As a parent, there is so much pressure from society about what we should and shouldn’t do for our children. From what time they should be going to bed, to whether too much screen time is detrimental for their development – these are common questions we ask ourselves each day… but the one that’s getting to me at the moment is what other people are telling me I should be feeding my kids.
Many of us worry about whether we’re making the right healthy choices for our family, and this may stem from the fact that over 25 percent of the Australian population is classified as obese. This gets many of us thinking that if you don’t feed your children the right food when they’re young, are you responsible for their poor health and weight gain later on in life?
New research from Capilano Honey’s Family Nutrition Report showed that confusing dietary information is to blame for a rise in nutritional anxiety among Aussie parents, with more than one in 10 admitting they are baffled by conflicting recommendations around what they should and shouldn’t be feeding their kids.
It probably doesn’t help that we see a great deal in the media about ‘super mums’ making their handmade granola and fresh-from-scratch yoghurt… but the reality is, most of us just don’t have the time! My husband and I are both full-time workers so that’s not necessarily an option for us.
The research, led by Capilano, also found that more than half of parents (52%) often find themselves contending with a fusspot.
Kate: The pressure on parents to be 'everything' is enormous.

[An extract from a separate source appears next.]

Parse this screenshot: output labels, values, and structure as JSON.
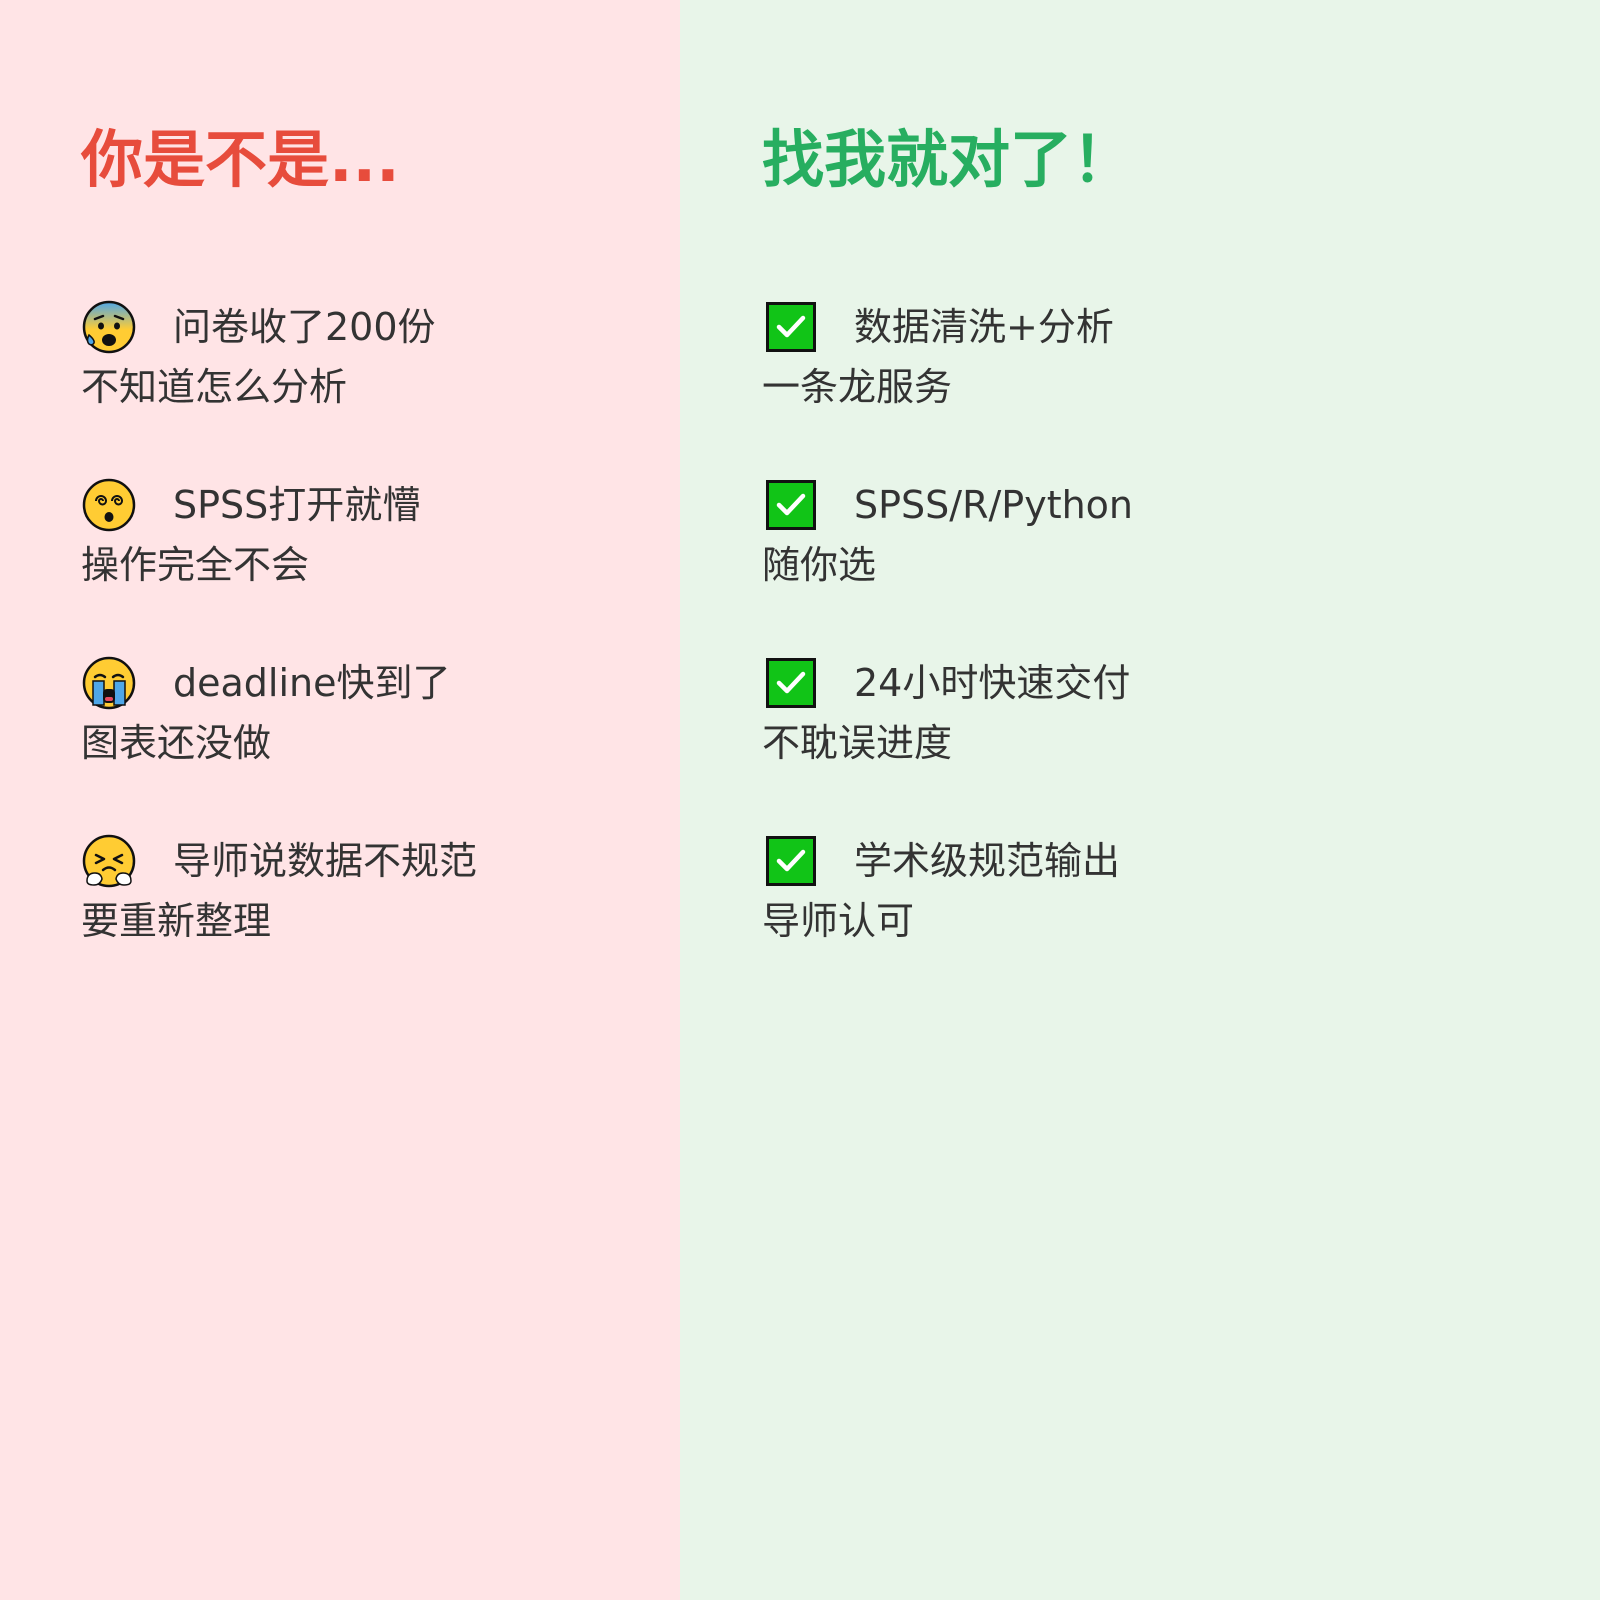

I can relate, as I’ve been blessed with two very beautiful, VERY fussy girls. Each morning Chloe (5) and Mia (3) wake up at around 6:00am dying from starvation so it’s a race against time to get their breakfasts organised. Greek yoghurt (believe it or not, we go through 5L a week) and a sliced banana with either Cheerios, Weetbix or porridge is a typical morning dish in our household. One can’t stand the look or taste of porridge and can’t even sit at the same table if it is dished up! While I’m not sure if Mia even likes Greek yoghurt, because her older sister doesn’t mind it, she happily eats it.
Do you think this breakfast choice sounds unhealthy? You would be surprised by how many other parents think it is, especially when they hear the word Cheerios. Being a dietitian, I know how important it is for kids to have a hearty breakfast and in my opinion, Cheerios certainly isn’t the worst choice… it’s a whole grain cereal containing soluble fibre, low in saturated fat, cholesterol free and fortified with a range of vitamins and minerals including iron, calcium and vitamin B meeting over 25% of the daily requirements – but that doesn’t stop the rhetorically horrified comments: ‘Do you at least buy the NO added sugar variety?’ or ‘Isn’t that like feeding your kids Fruit Loops?’
No. It’s nothing like giving your child a bowl of sugar, it only contains around one teaspoon per serve and they don’t add sugar to it either! Truth is, they would eat the NO added sugar variety but my eldest loves the original and my youngest prefers the honey flavoured – honestly, it really comes down to whichever option they have available at the supermarket. I’m not alone in swallowing the judgement from other mums and dads – Capilano’s research also found that almost one in five parents have been made to feel guilty about the food they give their child.